**Work item**
Look below for lines that hold the string "Нравится" and copy each one.
- Opening Delimiter -
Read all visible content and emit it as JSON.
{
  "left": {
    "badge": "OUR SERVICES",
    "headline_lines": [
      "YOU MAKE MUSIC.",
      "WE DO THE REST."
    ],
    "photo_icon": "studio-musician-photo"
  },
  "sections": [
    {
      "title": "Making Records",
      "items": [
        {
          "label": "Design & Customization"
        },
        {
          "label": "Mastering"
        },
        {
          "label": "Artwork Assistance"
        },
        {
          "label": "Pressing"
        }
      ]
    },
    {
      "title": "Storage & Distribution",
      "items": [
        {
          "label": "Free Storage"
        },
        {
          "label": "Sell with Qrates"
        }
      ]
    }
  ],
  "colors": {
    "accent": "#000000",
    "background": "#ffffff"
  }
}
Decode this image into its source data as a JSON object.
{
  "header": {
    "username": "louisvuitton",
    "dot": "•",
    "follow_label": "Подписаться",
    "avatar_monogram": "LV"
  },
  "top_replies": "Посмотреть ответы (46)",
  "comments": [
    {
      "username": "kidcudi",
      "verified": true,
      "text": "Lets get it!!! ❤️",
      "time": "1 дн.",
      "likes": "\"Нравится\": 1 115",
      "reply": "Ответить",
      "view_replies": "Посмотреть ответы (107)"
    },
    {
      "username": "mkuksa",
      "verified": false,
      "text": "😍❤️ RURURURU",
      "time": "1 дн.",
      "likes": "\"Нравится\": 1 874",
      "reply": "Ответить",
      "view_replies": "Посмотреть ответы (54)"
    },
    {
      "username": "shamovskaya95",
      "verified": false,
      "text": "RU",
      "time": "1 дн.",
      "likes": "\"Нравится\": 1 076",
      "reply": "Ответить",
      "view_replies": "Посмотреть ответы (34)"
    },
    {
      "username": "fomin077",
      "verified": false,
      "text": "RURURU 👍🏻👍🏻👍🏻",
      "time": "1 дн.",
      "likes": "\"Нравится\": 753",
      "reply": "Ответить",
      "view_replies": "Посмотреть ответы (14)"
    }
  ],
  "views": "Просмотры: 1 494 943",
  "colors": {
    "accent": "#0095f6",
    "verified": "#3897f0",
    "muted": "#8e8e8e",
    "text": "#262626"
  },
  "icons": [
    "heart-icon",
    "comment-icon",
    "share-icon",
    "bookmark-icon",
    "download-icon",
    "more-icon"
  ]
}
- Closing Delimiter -
**Written reply**
      "likes": "\"Нравится\": 1 115",
      "likes": "\"Нравится\": 1 874",
      "likes": "\"Нравится\": 1 076",
      "likes": "\"Нравится\": 753",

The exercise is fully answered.